tantalize (tan-tə-līz)

Tantalus reaches for a fruit that he will never be able to reach, while standing in water that he will never be able to drink. (Image by xenomorph from greekmythology.com)

Many of you are probably familiar with the word tantalize, but you may not know of its origin in Greek mythology.

Tantalus was Zeus’s son. The gods favored Tantalus so much that they invited him to a grand feast on Mount Olympus itself. To return the favor, Tantalus hosted a feast in his palace. Although he was a very rich king, nothing seemed good enough for his most honored guests. His most beloved treasure was his son, Pelops. Therefore, Tantalus decided to kill Pelops and make a stew with Pelops as the main ingredient. When he offered this delightful meal to the gods, they were angry, for the gods of Olympus hated human sacrifice.

The Olympians punished Tantalus by throwing him in the Fields of Punishment to suffer forever. He was condemned to stand in water up to his neck with branches of fruit hanging over him. Whenever he stooped to drink, the water would quickly recede and whenever he reached for the succulent fruit overhead, the branch would bend out of reach.

Pelops was resurrected by the gods. However, one of his shoulder bones was missing because Demeter, grief-stricken by the loss of her daughter Persephone (who was kidnapped by Hades), accidentally took a bite of the stew.
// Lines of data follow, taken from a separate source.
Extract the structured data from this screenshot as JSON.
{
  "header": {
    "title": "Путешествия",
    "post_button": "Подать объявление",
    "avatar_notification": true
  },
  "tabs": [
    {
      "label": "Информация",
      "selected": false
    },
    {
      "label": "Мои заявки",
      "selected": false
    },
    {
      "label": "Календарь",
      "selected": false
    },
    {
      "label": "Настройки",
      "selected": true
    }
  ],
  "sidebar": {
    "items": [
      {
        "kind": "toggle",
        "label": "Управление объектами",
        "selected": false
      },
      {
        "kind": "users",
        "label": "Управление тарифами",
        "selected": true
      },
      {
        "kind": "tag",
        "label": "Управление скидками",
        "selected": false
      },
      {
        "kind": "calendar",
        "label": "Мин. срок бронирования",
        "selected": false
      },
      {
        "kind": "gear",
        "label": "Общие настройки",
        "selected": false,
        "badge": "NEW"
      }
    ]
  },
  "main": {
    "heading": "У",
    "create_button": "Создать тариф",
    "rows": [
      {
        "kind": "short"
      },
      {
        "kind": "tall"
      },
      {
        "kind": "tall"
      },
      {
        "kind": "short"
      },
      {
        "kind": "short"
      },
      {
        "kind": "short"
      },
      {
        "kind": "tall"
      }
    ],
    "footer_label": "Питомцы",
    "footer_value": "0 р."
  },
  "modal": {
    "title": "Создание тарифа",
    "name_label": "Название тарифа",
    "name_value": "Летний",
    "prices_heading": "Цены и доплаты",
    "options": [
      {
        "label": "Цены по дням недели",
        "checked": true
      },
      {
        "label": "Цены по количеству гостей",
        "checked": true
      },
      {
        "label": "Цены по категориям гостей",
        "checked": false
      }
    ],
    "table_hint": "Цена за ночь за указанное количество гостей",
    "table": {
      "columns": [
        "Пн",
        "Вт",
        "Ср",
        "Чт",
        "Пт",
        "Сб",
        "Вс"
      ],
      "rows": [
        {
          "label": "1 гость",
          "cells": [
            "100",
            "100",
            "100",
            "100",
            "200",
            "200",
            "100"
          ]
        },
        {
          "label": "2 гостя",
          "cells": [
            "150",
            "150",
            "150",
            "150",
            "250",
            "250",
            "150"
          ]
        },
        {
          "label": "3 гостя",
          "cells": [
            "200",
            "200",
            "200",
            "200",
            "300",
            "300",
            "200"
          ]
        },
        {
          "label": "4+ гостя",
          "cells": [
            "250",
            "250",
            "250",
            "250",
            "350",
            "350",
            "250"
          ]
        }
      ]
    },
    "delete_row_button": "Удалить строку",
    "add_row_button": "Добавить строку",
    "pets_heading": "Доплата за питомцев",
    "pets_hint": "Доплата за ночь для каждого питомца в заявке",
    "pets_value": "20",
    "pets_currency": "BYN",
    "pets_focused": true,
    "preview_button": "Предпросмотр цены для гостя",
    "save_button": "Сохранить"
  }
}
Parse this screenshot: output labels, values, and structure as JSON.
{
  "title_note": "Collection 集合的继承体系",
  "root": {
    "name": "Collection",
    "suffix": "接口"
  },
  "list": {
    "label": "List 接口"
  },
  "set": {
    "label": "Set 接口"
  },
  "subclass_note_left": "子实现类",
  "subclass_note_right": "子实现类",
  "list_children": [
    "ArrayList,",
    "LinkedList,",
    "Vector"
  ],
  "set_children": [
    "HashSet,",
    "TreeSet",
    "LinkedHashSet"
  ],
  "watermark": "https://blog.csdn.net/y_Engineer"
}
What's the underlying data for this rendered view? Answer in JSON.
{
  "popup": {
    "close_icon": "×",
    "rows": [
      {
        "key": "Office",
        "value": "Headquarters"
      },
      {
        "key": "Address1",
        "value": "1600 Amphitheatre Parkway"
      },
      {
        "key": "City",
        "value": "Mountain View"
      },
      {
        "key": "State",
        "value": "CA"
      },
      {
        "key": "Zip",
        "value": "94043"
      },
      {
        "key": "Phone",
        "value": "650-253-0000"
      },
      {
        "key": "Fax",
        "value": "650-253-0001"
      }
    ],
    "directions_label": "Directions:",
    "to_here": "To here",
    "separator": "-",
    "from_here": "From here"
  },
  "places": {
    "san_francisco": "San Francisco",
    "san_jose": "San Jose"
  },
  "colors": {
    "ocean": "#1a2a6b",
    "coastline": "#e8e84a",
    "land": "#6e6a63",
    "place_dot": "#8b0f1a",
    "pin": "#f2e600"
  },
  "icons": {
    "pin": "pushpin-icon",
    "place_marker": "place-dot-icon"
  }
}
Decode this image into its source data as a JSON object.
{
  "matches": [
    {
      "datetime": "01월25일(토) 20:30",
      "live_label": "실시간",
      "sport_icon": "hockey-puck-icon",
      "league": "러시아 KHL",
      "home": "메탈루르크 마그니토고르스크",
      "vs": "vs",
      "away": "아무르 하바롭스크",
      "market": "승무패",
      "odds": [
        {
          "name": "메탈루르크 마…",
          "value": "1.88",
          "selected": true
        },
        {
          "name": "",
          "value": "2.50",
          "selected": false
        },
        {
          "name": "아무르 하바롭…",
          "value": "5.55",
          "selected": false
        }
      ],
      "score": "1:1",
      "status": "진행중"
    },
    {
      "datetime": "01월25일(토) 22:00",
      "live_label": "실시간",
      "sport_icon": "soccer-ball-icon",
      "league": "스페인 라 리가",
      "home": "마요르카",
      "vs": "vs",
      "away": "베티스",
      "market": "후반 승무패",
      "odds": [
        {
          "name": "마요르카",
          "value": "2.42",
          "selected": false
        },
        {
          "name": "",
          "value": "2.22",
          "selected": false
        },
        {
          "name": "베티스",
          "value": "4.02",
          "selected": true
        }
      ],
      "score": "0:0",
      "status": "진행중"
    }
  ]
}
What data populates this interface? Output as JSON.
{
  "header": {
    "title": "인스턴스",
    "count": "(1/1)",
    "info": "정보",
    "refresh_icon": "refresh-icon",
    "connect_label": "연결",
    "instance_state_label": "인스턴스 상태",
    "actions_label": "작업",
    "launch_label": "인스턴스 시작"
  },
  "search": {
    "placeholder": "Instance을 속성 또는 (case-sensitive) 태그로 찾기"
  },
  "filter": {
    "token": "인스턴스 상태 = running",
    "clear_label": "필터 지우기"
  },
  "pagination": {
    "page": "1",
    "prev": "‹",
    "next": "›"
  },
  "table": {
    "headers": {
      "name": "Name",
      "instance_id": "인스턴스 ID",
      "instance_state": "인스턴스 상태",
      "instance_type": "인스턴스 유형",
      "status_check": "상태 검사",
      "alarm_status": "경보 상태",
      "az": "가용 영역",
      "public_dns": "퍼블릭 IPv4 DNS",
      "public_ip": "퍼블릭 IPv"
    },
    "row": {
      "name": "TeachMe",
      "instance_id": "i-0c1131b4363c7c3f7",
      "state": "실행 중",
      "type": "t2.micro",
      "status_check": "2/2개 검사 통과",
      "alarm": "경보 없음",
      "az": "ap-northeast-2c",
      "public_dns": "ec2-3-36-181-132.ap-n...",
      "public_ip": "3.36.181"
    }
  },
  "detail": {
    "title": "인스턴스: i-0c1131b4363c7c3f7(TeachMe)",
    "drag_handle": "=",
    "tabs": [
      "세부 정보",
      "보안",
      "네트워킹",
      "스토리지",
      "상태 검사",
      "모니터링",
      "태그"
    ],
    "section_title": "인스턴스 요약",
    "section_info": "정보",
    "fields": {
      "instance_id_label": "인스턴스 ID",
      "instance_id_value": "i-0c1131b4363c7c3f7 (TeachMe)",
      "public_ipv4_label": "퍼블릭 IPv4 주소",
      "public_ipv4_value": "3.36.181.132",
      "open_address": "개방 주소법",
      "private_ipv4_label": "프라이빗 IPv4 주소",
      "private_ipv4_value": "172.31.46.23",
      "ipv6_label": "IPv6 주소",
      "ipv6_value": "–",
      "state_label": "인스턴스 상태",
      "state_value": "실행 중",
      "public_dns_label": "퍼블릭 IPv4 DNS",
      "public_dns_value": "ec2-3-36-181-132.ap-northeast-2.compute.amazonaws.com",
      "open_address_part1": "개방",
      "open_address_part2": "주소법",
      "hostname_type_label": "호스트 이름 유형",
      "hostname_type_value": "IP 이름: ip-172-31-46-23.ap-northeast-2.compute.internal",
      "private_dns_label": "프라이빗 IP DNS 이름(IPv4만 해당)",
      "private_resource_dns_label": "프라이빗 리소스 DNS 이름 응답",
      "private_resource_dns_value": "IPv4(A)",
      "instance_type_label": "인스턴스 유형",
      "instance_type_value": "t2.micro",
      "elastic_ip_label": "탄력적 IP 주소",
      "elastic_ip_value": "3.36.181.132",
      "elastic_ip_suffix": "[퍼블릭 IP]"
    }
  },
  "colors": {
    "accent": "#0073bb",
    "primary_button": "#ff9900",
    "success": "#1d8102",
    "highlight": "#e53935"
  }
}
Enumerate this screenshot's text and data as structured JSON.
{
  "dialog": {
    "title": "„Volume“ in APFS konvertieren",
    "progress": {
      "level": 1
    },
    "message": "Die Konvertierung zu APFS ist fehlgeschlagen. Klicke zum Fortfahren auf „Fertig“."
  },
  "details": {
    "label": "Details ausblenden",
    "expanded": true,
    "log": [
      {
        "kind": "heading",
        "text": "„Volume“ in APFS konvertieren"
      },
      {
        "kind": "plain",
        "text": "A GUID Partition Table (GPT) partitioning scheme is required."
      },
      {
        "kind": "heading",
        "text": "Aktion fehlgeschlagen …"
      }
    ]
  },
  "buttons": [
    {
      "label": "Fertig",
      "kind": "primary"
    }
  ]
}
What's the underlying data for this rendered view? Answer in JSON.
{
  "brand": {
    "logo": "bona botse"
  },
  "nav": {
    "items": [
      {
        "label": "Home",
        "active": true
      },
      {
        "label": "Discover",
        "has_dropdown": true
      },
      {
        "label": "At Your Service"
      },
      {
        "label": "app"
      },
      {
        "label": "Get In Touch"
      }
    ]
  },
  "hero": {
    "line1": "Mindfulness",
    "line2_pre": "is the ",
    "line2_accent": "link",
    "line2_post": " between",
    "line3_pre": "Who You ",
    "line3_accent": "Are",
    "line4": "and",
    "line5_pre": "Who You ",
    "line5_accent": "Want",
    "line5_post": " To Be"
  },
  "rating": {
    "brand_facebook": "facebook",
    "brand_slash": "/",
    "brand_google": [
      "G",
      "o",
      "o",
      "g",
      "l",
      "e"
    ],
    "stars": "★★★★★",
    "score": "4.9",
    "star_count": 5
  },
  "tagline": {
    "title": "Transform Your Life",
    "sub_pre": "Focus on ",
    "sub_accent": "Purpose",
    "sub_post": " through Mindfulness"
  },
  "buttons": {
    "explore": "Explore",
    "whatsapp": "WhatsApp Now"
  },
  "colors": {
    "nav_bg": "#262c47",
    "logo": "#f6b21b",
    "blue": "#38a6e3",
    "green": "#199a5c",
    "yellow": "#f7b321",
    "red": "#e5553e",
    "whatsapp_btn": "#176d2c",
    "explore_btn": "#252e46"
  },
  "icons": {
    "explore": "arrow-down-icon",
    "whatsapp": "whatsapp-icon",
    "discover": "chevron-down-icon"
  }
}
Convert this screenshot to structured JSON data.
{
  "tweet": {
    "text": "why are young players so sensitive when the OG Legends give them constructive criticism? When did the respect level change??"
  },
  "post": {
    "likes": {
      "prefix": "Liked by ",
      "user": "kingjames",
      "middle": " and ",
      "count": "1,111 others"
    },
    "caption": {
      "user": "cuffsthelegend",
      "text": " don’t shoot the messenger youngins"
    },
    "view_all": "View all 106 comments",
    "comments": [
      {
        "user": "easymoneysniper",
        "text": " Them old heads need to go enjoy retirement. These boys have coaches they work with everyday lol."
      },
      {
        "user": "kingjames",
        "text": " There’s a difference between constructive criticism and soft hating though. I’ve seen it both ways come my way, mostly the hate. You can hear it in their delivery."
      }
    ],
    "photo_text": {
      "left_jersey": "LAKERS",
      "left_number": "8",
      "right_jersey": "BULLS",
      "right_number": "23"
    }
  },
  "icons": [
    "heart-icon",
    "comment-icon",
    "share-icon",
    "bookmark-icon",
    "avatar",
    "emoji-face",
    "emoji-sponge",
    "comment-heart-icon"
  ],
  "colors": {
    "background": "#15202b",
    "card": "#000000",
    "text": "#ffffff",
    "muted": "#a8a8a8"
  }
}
The gods replaced his shoulder bone with a piece of ivory and gave him majestic gifts.

Tantalize is a verb meaning “to tease or torment by presenting something to the view and exciting desire but continually frustrating the expectations by keeping it out of reach“(Merriam Webster).